Tolits and I were thesis partners, and we had an unusual topic.  Our thesis paper was about Marx’s theory of surplus value and its application to the Philippine sugar industry.  Our topic was not original.  A year earlier, in 1976, Diwa Guinigundo (current deputy governor for monetary policy at the Bangko Sentral ng Pilipinas) and Manny Esguerra (now associate professor at the UP School of Economics) started the short-lived trend among activists to use Marxian economics as framework for their theses.

Upon graduation from UP Diliman, Tolits joined the faculty of the economics department at UP Los Baños (UPLB).  It was at UPLB where his long-time friendship with Sergy Floro developed.  Sergy, a year ahead of us, graduated magna cum laude at the UP School of Economics and earned her PhD at Stanford University. Like Tolits, she was an activist who resisted the Marcos dictatorship. She is now a professor at American University and globally renowned for her specialization in gender economics.

Upon learning of Tolits’s death, Sergy wrote: “I, too, am shocked and saddened to hear of Lito’s passing away…. We kept in touch through all the years of personal trials and political changes.”  For Sergy, Tolits was a “man of principles and integrity, deeply committed to social and economic justice.”

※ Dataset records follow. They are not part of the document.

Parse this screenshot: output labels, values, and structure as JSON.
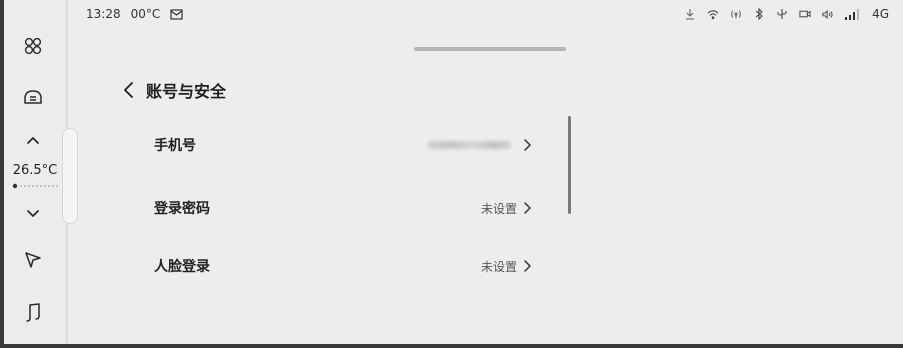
{
  "status_bar": {
    "time": "13:28",
    "temperature": "00°C",
    "message_icon": "envelope-icon",
    "network": "4G",
    "icons": [
      "download-icon",
      "wifi-icon",
      "hotspot-icon",
      "bluetooth-icon",
      "usb-icon",
      "camera-icon",
      "volume-icon",
      "signal-icon"
    ]
  },
  "sidebar": {
    "temperature": "26.5°C",
    "items": [
      {
        "icon": "apps-icon"
      },
      {
        "icon": "car-icon"
      },
      {
        "icon": "chevron-up-icon"
      },
      {
        "icon": "chevron-down-icon"
      },
      {
        "icon": "navigation-icon"
      },
      {
        "icon": "music-icon"
      }
    ]
  },
  "page": {
    "title": "账号与安全"
  },
  "rows": [
    {
      "label": "手机号",
      "value": "",
      "value_blurred": true
    },
    {
      "label": "登录密码",
      "value": "未设置",
      "value_blurred": false
    },
    {
      "label": "人脸登录",
      "value": "未设置",
      "value_blurred": false
    }
  ],
  "colors": {
    "background": "#ededed",
    "rail": "#ececec",
    "text": "#1e1e1e",
    "muted": "#555555",
    "scrollbar": "#7a7a7a"
  }
}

Among other things, it was this deep commitment to social and economic justice, described by Sergy, that made Tolits return to the Philippines, instead of pursuing, say, a PhD in the US.  Tolits opted to fight the Marcos dictatorship at home.  After Marcos fell, Tolits’s commitment to social and economic justice found articulation in his involvement with NGOs.  He became the executive director and chair of Tambuyog, an organization serving the interest of poor fisherfolk.   He co-founded AER and became its president.

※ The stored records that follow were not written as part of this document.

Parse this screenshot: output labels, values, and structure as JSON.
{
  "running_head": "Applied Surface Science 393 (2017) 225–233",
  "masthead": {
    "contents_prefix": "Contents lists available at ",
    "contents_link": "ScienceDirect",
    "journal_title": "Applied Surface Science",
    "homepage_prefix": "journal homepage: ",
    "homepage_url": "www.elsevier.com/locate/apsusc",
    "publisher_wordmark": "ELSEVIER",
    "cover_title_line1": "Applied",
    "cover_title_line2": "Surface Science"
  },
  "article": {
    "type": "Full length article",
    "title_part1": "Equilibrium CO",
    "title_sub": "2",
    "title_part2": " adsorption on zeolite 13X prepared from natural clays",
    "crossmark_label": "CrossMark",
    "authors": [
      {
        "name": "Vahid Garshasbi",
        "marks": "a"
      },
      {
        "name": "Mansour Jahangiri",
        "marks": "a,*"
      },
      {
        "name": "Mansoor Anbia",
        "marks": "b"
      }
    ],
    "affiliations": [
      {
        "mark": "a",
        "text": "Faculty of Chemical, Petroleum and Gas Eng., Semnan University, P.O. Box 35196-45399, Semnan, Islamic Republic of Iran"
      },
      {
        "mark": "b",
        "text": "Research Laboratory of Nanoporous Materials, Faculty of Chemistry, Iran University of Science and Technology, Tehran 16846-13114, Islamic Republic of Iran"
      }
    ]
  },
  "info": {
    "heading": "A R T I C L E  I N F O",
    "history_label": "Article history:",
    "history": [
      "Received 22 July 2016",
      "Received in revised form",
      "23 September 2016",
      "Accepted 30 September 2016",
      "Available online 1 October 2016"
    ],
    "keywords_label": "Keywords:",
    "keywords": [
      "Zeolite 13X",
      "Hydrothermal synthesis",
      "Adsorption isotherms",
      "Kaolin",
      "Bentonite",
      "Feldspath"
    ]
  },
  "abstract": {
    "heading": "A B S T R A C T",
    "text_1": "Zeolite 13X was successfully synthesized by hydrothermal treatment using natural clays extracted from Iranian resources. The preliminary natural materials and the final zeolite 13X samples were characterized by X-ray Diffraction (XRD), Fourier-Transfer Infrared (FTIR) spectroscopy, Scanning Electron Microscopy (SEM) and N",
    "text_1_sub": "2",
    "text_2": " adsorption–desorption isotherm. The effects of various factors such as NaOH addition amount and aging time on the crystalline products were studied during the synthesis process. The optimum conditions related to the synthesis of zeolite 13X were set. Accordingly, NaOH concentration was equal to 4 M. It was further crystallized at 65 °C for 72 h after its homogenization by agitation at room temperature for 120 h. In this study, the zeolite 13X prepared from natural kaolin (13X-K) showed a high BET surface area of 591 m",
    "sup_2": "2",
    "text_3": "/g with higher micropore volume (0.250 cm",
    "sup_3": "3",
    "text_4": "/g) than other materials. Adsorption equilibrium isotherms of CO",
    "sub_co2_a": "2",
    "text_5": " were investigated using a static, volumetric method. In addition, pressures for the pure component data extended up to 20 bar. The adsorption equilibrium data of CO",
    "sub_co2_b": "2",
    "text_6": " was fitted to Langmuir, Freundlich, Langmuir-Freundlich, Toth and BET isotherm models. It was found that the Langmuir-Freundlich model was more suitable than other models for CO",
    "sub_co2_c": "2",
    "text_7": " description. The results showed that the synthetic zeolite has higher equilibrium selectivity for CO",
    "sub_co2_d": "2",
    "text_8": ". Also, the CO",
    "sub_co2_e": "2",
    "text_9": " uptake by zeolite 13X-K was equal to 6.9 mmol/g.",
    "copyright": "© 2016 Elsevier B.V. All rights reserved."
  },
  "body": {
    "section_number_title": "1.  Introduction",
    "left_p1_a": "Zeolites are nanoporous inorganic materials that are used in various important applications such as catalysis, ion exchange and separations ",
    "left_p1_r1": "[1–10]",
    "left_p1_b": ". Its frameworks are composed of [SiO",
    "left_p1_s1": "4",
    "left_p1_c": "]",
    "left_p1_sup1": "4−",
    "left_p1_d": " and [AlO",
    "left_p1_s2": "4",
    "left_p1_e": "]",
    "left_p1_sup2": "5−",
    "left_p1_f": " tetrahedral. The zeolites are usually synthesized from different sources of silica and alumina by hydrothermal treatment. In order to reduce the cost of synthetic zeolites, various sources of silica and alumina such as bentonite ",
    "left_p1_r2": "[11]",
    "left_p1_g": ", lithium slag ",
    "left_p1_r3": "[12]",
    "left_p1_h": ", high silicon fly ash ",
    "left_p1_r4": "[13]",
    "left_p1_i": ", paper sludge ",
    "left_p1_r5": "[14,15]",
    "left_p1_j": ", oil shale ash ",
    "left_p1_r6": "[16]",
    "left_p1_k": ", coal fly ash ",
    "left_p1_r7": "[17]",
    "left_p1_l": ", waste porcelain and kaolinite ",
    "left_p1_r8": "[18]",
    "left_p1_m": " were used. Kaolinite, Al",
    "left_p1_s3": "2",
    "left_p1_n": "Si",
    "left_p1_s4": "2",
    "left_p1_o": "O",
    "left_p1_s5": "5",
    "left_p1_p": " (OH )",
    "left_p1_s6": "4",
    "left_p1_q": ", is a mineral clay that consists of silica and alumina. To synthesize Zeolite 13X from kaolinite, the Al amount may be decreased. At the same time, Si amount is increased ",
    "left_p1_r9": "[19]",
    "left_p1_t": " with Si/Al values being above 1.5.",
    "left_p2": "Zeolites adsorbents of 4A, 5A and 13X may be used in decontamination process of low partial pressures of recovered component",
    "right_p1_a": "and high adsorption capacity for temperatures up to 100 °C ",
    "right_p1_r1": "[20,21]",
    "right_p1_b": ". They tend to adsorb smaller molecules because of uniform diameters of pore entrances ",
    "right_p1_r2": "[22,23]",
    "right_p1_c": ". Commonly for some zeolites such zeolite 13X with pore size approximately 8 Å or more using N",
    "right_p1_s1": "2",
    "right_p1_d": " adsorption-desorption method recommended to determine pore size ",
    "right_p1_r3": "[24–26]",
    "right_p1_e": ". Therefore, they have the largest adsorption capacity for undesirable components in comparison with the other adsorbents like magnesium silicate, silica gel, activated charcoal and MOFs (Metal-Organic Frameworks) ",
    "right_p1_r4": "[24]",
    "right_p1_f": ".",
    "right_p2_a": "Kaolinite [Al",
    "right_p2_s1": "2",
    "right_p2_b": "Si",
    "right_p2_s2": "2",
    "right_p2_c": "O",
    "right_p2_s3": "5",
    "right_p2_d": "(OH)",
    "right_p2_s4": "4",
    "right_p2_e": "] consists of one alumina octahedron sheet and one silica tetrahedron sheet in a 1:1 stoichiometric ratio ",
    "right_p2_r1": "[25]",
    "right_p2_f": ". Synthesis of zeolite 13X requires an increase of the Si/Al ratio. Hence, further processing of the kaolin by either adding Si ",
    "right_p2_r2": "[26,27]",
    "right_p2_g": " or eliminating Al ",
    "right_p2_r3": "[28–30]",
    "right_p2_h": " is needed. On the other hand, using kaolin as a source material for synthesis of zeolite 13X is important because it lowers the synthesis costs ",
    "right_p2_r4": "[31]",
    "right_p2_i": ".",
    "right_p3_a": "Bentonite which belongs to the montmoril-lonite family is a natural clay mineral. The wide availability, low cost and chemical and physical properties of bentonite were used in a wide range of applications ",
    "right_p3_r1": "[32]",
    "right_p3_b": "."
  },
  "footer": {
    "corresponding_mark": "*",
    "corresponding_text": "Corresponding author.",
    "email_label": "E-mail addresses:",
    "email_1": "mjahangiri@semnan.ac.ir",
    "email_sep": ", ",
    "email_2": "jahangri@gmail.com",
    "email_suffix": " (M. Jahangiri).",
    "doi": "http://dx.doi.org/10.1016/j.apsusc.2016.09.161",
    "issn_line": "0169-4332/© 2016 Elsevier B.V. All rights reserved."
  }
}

Besides, Tolits loved teaching, and in his opinion, a master’s degree was enough to become an effective economics teacher.  Not an ambitious person, he had nothing else to prove by pursuing further postgraduate studies.

As a teacher, he was a terror.  He struck fear, for he often gave failing grades to the majority of students enrolled in his class.  He hated mediocrity.  And he had uncompromising high standards that he applied to everyone, including himself.

To illustrate, he found our undergraduate thesis embarrassing, even as we got a pretty high grade for it, because of our negligence. Many years after graduation, Tolits time and again told me his wish to have our thesis removed from the School of Economics archives.  More recently, he was unsatisfied with our paper, a critique of the government’s mining policy, which we co-wrote with another former classmate, Mon Fernan.  The paper could stand improvement, if we could only obtain more information. And so the paper remains a draft.  But we no longer have Tolits to help fill in the gaps.

The subjects that Tolits loved to teach—math economics and economic history–reflect his qualities as an economist.  Through math economics, he taught students to become rigorous and to appreciate the elegance and neatness of the models.  But Tolits knew the limits of abstraction, that in many cases formal models cannot explain the complexity of the real world.  He thus would turn to economic history to show how relevant and useful the unconventional, heterodox ideas are.

Despite his fearsome and demanding reputation, students and young economists admired him.  Rina Rosales, a young environmental economist describes Tolits as “very brilliant but very humble.”

Cristina Morales-Alikpala, our young colleague at AER and a gifted upcoming professional economist, sums up Tolits’s inspiring qualities:  “After I heard the tributes and all, I realized that Lito’s life is exactly the life that I’ve been striving to achieve these past few years.  He was a teacher who loved teaching, an activist who dedicated himself to social change, and a husband and father who above all else loved his family.”

I am sure that Tolits, the humble, inconspicuous economist, would like to be remembered by his friends and colleagues in the way that Cristina described him:  a dedicated teacher, a selfless activist, and above all else, one who unconditionally loved his wife and daughters.

Carlito Añonuevo, president of Action for Economic Reforms, made his final journey on 4 February 2007.